Evaluate the impact of systemic treatment on malignancy risk among patients with psoriasis in the Psoriasis Longitudinal Assessment and Registry (PSOLAR).Methods:
Nested case-control analyses were performed among patients with no history of malignancy. Cases were defined as first malignancy (other than nonmelanoma skin cancer) in the Psoriasis Longitudinal Assessment and Registry, and controls were matched by age, sex, geographic region, and time on registry. Study therapies included methotrexate, ustekinumab, and tumor necrosis factor-α (TNF-α) inhibitors. Exposure was defined as 1 or more doses of study therapy within 12 months of malignancy onset and further stratified by duration of therapy. Multivariate conditional logistic regression, adjusted for potential confounders, was used to estimate odds ratios of malignancies associated with therapy.Results:

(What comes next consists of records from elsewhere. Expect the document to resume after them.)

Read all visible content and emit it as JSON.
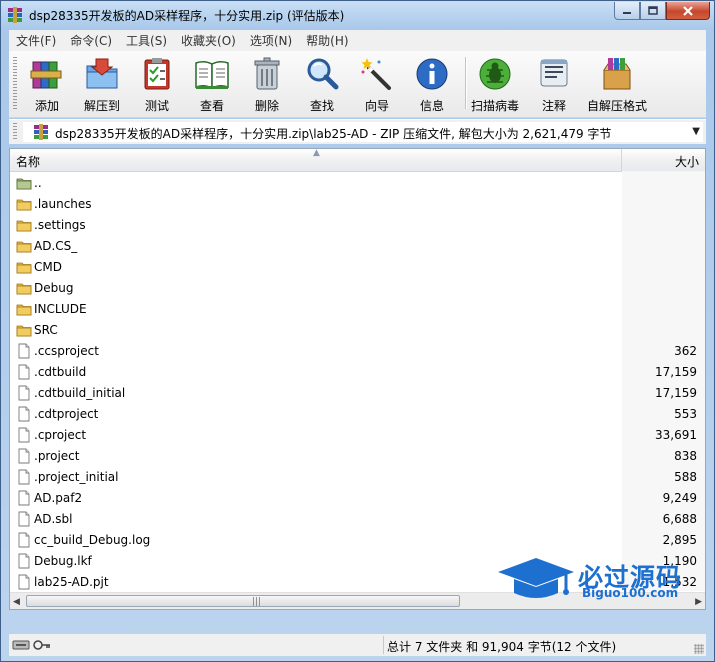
{
  "window": {
    "title": "dsp28335开发板的AD采样程序，十分实用.zip (评估版本)"
  },
  "menu": [
    "文件(F)",
    "命令(C)",
    "工具(S)",
    "收藏夹(O)",
    "选项(N)",
    "帮助(H)"
  ],
  "toolbar": [
    {
      "label": "添加",
      "icon": "add-books-icon"
    },
    {
      "label": "解压到",
      "icon": "extract-folder-icon"
    },
    {
      "label": "测试",
      "icon": "test-clipboard-icon"
    },
    {
      "label": "查看",
      "icon": "view-book-icon"
    },
    {
      "label": "删除",
      "icon": "trash-can-icon"
    },
    {
      "label": "查找",
      "icon": "magnifier-icon"
    },
    {
      "label": "向导",
      "icon": "wizard-wand-icon"
    },
    {
      "label": "信息",
      "icon": "info-icon"
    },
    {
      "label": "扫描病毒",
      "icon": "virus-scan-icon"
    },
    {
      "label": "注释",
      "icon": "comment-icon"
    },
    {
      "label": "自解压格式",
      "icon": "sfx-box-icon"
    }
  ],
  "address": {
    "path": "dsp28335开发板的AD采样程序，十分实用.zip\\lab25-AD - ZIP 压缩文件, 解包大小为 2,621,479 字节"
  },
  "list": {
    "col_name": "名称",
    "col_size": "大小",
    "rows": [
      {
        "name": "..",
        "size": "",
        "type": "parent"
      },
      {
        "name": ".launches",
        "size": "",
        "type": "folder"
      },
      {
        "name": ".settings",
        "size": "",
        "type": "folder"
      },
      {
        "name": "AD.CS_",
        "size": "",
        "type": "folder"
      },
      {
        "name": "CMD",
        "size": "",
        "type": "folder"
      },
      {
        "name": "Debug",
        "size": "",
        "type": "folder"
      },
      {
        "name": "INCLUDE",
        "size": "",
        "type": "folder"
      },
      {
        "name": "SRC",
        "size": "",
        "type": "folder"
      },
      {
        "name": ".ccsproject",
        "size": "362",
        "type": "file"
      },
      {
        "name": ".cdtbuild",
        "size": "17,159",
        "type": "file"
      },
      {
        "name": ".cdtbuild_initial",
        "size": "17,159",
        "type": "file"
      },
      {
        "name": ".cdtproject",
        "size": "553",
        "type": "file"
      },
      {
        "name": ".cproject",
        "size": "33,691",
        "type": "file"
      },
      {
        "name": ".project",
        "size": "838",
        "type": "file"
      },
      {
        "name": ".project_initial",
        "size": "588",
        "type": "file"
      },
      {
        "name": "AD.paf2",
        "size": "9,249",
        "type": "file"
      },
      {
        "name": "AD.sbl",
        "size": "6,688",
        "type": "file"
      },
      {
        "name": "cc_build_Debug.log",
        "size": "2,895",
        "type": "file"
      },
      {
        "name": "Debug.lkf",
        "size": "1,190",
        "type": "file"
      },
      {
        "name": "lab25-AD.pjt",
        "size": "1,532",
        "type": "file"
      }
    ]
  },
  "watermark": {
    "main": "必过源码",
    "sub": "Biguo100.com"
  },
  "status": {
    "text": "总计 7 文件夹 和 91,904 字节(12 个文件)"
  }
}
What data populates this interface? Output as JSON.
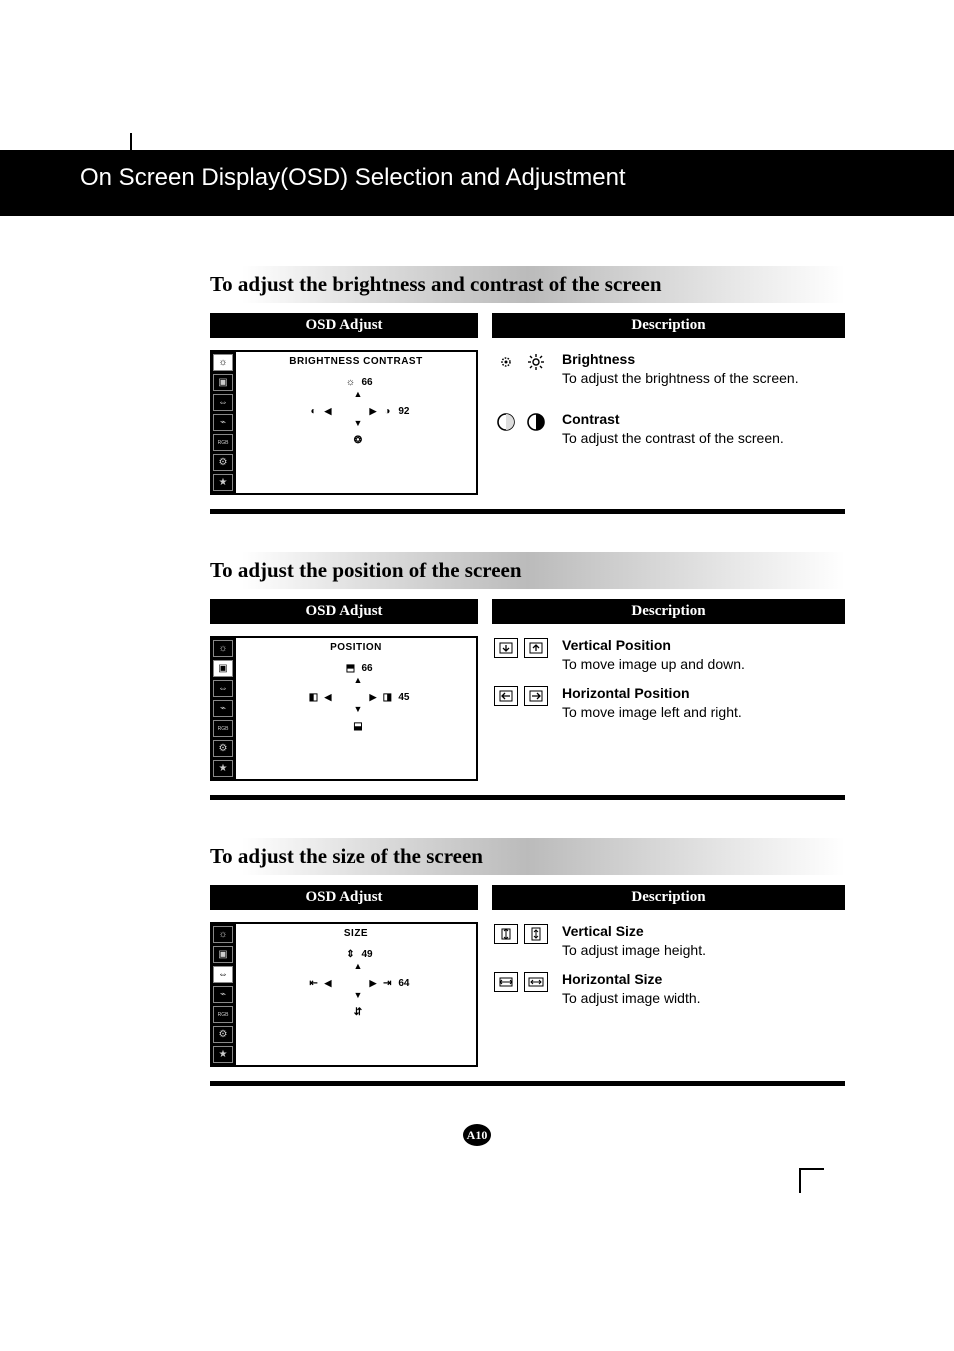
{
  "title": "On Screen Display(OSD) Selection and Adjustment",
  "page_number": "A10",
  "sections": [
    {
      "heading": "To adjust the brightness and contrast of the screen",
      "col_left_label": "OSD Adjust",
      "col_right_label": "Description",
      "osd": {
        "title": "BRIGHTNESS CONTRAST",
        "brightness_value": "66",
        "contrast_value": "92"
      },
      "items": [
        {
          "title": "Brightness",
          "body": "To adjust the brightness of the screen."
        },
        {
          "title": "Contrast",
          "body": "To adjust the contrast of the screen."
        }
      ]
    },
    {
      "heading": "To adjust the position of the screen",
      "col_left_label": "OSD Adjust",
      "col_right_label": "Description",
      "osd": {
        "title": "POSITION",
        "v_value": "66",
        "h_value": "45"
      },
      "items": [
        {
          "title": "Vertical Position",
          "body": "To move image up and down."
        },
        {
          "title": "Horizontal Position",
          "body": "To move image left and right."
        }
      ]
    },
    {
      "heading": "To adjust the size of the screen",
      "col_left_label": "OSD Adjust",
      "col_right_label": "Description",
      "osd": {
        "title": "SIZE",
        "v_value": "49",
        "h_value": "64"
      },
      "items": [
        {
          "title": "Vertical Size",
          "body": "To adjust image height."
        },
        {
          "title": "Horizontal Size",
          "body": "To adjust image width."
        }
      ]
    }
  ]
}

Among 12,090 patients, 252 malignancy cases were identified and 1008 controls were matched. Treatment with methotrexate or ustekinumab for more than 0 months to less than 3 months, 3 months to less than 12 months, or 12 months or longer was not associated with increased malignancy risk versus no exposure. Longer-term (≥12 months) (odds ratio, 1.54; 95% confidence interval, 1.10–2.15; P = .01), but not shorter-term treatment, with a TNF-α inhibitor was associated with increased malignancy risk.Limitations:
Cases and controls could belong to 1 or more therapy categories.Conclusions:
Long-term (≥12 months) treatment with a TNF-α inhibitor, but not methotrexate and ustekinumab, may increase risk for malignancy in patients with psoriasis.